These weren’t ordinary stories and this wasn’t an ordinary ‘bar’, this was the Lock 32 Brewing Company on the historic Erie Canal at the Port of Pittsford, NY. The canal and its towns come to life when the ‘ditch’ regains its waters after the long western NY winter. Working barges, canoes, rowers and yachts commingle east and west from Albany to Buffalo, meandering 400 miles through the Empire State. And, tonight, we witnessed some of it from inside this perfect venue in the tiny Pittsford village.

We found a table facing the canal, where the back wall is a floor to ceiling window that slides open onto the canal’s northside boardwalk, allowing us an unfettered vista of the late evening light settling on the local village. The lovers in front were scooted low enough in their seats that our view was uninterrupted.

 ‘I was a late bloomer in the dating game so I advertised in the newspaper for someone who was sophisticated, fun-loving and liked to dance. She answered.’

A quarter century later my friend and his wife are still dancing. The power of the marketplace.

Cabin cruisers docked on the south side, its occupants enjoying evening cocktails on the aft deck. Ducks collected near us, waiting for handouts, and couples sat on benches, leaning head to head, watching the setting sun lay its fingers across the silent waters, except when an occasional catfish surfaced to snatch an unsuspecting bug.

My eyes locked onto the boats and for a fleeting moment my imagination carried me out to sea, far away from the murky canal waters. Oh, to be an adventurer!

But, fantasies aside, we came here for a purpose, beer and brotherhood. The former started with the house ‘summer’ and ‘scotch’ ales, and the latter with an informal clinking of our glasses and a ‘here, here’, three neighbors relaxing and reminiscing over a beer.

‘I’d like to see number 7, again.’

Being a class officer on campus had its perks, judging cheerleader tryout was a major one. It allowed me to see a freshman girl whom I found attractive. She didn’t need my vote to make the squad and nearly 50 years later, we’re still ‘cheering’ for each other.
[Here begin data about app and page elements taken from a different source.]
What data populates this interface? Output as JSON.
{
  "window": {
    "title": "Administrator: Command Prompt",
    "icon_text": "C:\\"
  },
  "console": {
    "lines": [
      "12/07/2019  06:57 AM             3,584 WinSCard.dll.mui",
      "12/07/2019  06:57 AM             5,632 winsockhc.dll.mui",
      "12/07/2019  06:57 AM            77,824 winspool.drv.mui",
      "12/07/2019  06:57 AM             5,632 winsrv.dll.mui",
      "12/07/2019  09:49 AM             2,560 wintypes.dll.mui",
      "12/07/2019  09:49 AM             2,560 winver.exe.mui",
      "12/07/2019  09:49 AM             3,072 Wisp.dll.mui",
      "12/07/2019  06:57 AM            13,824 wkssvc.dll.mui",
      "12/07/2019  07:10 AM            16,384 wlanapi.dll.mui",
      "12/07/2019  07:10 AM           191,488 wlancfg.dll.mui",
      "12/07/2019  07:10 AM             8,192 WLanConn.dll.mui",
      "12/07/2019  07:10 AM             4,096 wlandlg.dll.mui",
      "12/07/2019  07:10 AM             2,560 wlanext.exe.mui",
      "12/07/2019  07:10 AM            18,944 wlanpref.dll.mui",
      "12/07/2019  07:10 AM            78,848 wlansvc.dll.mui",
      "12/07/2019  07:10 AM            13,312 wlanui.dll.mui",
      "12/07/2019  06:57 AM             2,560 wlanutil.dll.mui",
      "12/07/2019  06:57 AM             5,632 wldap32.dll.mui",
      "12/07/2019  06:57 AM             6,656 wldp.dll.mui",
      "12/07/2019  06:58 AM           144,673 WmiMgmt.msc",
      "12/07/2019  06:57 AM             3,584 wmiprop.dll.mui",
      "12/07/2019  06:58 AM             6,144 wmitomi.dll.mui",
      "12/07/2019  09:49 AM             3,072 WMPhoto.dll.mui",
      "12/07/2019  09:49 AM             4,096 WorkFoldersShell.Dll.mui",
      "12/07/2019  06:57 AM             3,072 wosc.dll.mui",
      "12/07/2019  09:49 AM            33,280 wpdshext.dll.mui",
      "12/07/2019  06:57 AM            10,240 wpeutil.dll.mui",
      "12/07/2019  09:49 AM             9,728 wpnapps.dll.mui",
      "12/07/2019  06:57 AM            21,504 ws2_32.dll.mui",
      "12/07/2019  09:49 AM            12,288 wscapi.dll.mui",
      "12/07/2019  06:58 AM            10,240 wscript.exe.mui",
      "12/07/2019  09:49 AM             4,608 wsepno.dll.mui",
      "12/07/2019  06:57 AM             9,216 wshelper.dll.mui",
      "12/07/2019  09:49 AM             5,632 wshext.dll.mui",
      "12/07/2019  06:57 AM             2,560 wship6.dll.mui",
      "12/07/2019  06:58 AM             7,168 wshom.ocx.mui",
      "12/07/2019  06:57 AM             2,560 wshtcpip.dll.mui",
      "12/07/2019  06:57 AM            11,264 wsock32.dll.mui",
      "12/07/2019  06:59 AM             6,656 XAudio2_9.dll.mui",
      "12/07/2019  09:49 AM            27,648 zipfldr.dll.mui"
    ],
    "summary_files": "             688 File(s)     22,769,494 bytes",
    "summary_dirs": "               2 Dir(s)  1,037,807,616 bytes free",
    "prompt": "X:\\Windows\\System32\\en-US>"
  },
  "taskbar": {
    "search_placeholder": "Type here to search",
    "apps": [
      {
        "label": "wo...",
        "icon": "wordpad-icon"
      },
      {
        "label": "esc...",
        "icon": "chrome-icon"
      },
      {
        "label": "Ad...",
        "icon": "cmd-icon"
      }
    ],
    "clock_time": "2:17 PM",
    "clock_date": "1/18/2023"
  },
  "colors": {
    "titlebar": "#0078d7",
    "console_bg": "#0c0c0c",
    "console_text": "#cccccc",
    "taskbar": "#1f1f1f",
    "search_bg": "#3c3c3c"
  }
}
A quiet mood settled onto the pub as the evening waned. We emptied our mugs with a toast to marriages and longevity, then went into the night. The boats were dark, the boardwalk was empty, the fish were still active.

We headed home, content, knowing all is well…

 Steve Bottcher

srbottch.com